October 21, 2002
Directors Guild of America President Martha Coolidge today announced the winners of the DGA 2002 Student Film Awards for African-American, Asian-American, Latino and women filmmakers. The awards, which bring the winners prizes of $2,500 from the DGA along with product grants of 2,000 feet of 16mm film provided by Kodak's Worldwide Student Film Program to the winner in each group, and 1,200 feet of 16mm film to each honorable mention, are designed to honor, encourage and bring attention to outstanding minority and women film students in California film schools and other select universities. This is the eighth year the DGA Student Film Awards have been handed out.
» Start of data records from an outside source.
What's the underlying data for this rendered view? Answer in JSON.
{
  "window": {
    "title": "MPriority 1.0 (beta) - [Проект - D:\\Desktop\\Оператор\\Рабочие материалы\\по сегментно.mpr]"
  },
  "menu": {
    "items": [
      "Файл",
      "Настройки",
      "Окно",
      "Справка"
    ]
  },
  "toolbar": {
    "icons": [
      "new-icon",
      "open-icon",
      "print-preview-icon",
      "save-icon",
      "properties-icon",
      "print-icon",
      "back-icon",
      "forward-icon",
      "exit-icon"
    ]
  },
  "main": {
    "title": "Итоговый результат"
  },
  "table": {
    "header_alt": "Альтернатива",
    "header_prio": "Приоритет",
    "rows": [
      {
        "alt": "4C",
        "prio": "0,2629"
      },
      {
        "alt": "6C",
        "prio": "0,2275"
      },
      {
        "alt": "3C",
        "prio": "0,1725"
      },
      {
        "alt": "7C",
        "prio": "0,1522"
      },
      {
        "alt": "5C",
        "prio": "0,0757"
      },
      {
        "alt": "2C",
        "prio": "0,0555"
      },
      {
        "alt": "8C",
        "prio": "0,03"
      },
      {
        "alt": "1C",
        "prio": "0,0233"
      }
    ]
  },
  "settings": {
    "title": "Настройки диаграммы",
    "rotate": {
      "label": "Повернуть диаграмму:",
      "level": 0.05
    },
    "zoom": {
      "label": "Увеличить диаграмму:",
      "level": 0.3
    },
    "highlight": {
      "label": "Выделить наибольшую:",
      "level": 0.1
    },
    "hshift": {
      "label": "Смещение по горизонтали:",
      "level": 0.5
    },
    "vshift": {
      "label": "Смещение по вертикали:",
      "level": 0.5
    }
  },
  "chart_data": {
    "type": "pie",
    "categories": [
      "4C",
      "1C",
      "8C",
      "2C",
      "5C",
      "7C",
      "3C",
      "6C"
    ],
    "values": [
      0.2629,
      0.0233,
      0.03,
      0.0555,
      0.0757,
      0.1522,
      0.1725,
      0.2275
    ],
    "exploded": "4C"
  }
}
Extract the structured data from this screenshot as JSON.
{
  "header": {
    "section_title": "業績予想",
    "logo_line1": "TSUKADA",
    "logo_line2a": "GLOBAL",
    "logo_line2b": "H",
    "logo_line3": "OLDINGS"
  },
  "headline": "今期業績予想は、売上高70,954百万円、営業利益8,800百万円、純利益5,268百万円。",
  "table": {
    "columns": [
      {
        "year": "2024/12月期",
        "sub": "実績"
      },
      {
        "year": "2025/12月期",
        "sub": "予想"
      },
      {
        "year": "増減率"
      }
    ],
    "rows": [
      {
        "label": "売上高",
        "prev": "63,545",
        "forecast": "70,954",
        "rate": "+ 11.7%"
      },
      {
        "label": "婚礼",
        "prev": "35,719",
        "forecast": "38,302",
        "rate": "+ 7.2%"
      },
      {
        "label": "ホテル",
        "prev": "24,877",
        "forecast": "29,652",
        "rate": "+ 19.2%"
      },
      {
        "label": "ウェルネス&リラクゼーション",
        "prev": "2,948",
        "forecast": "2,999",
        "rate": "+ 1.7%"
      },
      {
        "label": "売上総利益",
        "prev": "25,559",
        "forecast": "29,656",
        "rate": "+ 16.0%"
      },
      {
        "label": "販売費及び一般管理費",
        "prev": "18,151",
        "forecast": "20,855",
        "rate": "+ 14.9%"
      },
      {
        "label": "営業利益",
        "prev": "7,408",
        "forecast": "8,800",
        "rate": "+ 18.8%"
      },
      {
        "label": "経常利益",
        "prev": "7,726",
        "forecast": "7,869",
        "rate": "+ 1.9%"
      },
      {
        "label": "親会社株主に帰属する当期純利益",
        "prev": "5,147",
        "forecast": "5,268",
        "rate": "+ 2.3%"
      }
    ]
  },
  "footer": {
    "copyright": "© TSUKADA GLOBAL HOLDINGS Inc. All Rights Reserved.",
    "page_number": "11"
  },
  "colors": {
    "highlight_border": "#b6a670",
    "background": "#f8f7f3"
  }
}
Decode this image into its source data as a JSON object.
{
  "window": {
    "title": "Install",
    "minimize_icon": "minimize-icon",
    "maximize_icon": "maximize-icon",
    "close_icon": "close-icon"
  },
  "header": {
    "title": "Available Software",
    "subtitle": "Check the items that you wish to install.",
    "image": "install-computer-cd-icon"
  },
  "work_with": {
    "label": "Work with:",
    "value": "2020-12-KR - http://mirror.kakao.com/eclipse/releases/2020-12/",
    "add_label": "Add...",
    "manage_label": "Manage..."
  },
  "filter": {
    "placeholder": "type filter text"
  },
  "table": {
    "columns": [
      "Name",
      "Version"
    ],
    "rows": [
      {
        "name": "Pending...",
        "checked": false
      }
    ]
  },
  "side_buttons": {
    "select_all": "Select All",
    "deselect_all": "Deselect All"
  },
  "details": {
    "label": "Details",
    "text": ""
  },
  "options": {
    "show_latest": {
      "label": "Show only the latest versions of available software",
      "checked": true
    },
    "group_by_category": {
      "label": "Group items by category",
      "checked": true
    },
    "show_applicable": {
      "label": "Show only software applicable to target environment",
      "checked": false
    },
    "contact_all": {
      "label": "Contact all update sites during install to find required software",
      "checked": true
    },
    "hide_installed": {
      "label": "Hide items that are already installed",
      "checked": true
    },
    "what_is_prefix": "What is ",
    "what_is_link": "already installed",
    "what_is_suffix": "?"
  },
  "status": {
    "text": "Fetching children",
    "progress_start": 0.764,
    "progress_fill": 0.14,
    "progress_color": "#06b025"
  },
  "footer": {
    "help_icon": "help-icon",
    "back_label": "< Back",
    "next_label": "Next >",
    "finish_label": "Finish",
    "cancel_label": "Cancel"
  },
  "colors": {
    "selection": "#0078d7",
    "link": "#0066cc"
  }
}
"These Awards highlight the achievements of the outstanding minority and women film students," said Coolidge. "Their work is proof that talent, vision and ability are limited neither by ethnicity nor gender. We look forward to seeing more of their work in the future as the DGA continues its ongoing commitment to promoting diversity in the entertainment industry."
The award-winning films will be screened and the awards presented at the 2002 DGA Student Film Awards on Tuesday, November 12, 2002, at 7:30 p.m., in Theatre 1 at DGA Headquarters, 7920 Sunset Boulevard. The screenings and awards presentation are open to the public. To RSVP, please call (310) 289-2033.
The winners in each category are:
- Winner: Sechaba Morojele - Ubuntu's Wounds - American Film Institute
- Honorable Mention: Mateen Kemet - Silence - Chapman University
- Winner: Grace Lee - Barrier Device - University of California Los Angeles
- Honorable Mention: Jon Chu - Gwai Lo: The Little Foreigner - University of Southern California
- Winner: Gerardo Naranjo Gonzalez - The Last Attack of the Beast - American Film Institute
- Honorable Mention: Joel Juarez - Sin Azul - University of California Los Angeles
- Winner: Tanja Mairitsch - Fueling the Fire - American Film Institute
- Honorable Mention: Robin Larsen - Out of Habit - University of California Los Angeles
The awards rules and procedures mandate that competing films must have been made in the 2001/2002 school year (September 2001 through August 2002), and must have been produced for course credit or under the supervision of a faculty member. Dramas, documentaries and experimental films are all eligible - animated films are not. Applicants must be enrolled in or be a recent (one year) graduate from an accredited post-secondary four-year institution in California or other selected university offering a degree in film or television. Eligible films are those in which a student held every major crew position. Productions in which a non-student, professional or a faculty member served as cinematographer, camera operator, sound recordist, editor, lighting director or screenwriter may be disqualified. Panels consisting of DGA members from the respective groups (African-American, Asian-American, Latino and women) reviewed the entries and selected the winners.